+++ Data shown +++

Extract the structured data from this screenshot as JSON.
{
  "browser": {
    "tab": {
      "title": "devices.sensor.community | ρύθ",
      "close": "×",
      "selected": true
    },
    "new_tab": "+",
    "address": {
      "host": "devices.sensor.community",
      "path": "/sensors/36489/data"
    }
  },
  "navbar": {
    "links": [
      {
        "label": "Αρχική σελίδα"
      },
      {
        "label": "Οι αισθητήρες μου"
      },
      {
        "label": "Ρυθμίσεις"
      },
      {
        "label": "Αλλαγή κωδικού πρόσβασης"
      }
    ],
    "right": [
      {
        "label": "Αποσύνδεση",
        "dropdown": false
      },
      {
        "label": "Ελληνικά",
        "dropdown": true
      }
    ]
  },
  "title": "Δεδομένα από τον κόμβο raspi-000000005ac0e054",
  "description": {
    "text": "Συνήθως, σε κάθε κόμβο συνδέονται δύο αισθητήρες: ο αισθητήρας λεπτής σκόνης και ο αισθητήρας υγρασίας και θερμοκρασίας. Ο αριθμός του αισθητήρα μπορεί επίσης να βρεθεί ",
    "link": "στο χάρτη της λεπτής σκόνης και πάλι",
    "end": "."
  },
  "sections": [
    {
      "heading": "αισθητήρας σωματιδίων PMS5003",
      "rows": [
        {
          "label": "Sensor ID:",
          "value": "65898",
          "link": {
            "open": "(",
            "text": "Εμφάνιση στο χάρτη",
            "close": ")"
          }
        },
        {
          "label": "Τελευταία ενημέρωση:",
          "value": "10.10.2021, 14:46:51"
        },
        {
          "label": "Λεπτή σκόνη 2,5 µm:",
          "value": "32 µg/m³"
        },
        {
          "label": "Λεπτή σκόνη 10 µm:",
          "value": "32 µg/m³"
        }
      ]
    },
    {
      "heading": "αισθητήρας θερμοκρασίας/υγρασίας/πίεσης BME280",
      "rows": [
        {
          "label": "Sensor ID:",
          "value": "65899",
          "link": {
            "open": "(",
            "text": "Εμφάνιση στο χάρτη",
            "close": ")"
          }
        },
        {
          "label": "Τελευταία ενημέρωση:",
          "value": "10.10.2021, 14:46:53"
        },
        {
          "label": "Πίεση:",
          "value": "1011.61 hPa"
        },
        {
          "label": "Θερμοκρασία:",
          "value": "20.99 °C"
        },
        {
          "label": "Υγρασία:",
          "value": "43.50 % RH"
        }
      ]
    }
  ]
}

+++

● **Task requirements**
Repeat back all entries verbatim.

● **Task output**
Extract the structured data from this screenshot as JSON.
{
  "browser": {
    "tab": {
      "title": "devices.sensor.community | ρύθ",
      "close": "×",
      "selected": true
    },
    "new_tab": "+",
    "address": {
      "host": "devices.sensor.community",
      "path": "/sensors/36489/data"
    }
  },
  "navbar": {
    "links": [
      {
        "label": "Αρχική σελίδα"
      },
      {
        "label": "Οι αισθητήρες μου"
      },
      {
        "label": "Ρυθμίσεις"
      },
      {
        "label": "Αλλαγή κωδικού πρόσβασης"
      }
    ],
    "right": [
      {
        "label": "Αποσύνδεση",
        "dropdown": false
      },
      {
        "label": "Ελληνικά",
        "dropdown": true
      }
    ]
  },
  "title": "Δεδομένα από τον κόμβο raspi-000000005ac0e054",
  "description": {
    "text": "Συνήθως, σε κάθε κόμβο συνδέονται δύο αισθητήρες: ο αισθητήρας λεπτής σκόνης και ο αισθητήρας υγρασίας και θερμοκρασίας. Ο αριθμός του αισθητήρα μπορεί επίσης να βρεθεί ",
    "link": "στο χάρτη της λεπτής σκόνης και πάλι",
    "end": "."
  },
  "sections": [
    {
      "heading": "αισθητήρας σωματιδίων PMS5003",
      "rows": [
        {
          "label": "Sensor ID:",
          "value": "65898",
          "link": {
            "open": "(",
            "text": "Εμφάνιση στο χάρτη",
            "close": ")"
          }
        },
        {
          "label": "Τελευταία ενημέρωση:",
          "value": "10.10.2021, 14:46:51"
        },
        {
          "label": "Λεπτή σκόνη 2,5 µm:",
          "value": "32 µg/m³"
        },
        {
          "label": "Λεπτή σκόνη 10 µm:",
          "value": "32 µg/m³"
        }
      ]
    },
    {
      "heading": "αισθητήρας θερμοκρασίας/υγρασίας/πίεσης BME280",
      "rows": [
        {
          "label": "Sensor ID:",
          "value": "65899",
          "link": {
            "open": "(",
            "text": "Εμφάνιση στο χάρτη",
            "close": ")"
          }
        },
        {
          "label": "Τελευταία ενημέρωση:",
          "value": "10.10.2021, 14:46:53"
        },
        {
          "label": "Πίεση:",
          "value": "1011.61 hPa"
        },
        {
          "label": "Θερμοκρασία:",
          "value": "20.99 °C"
        },
        {
          "label": "Υγρασία:",
          "value": "43.50 % RH"
        }
      ]
    }
  ]
}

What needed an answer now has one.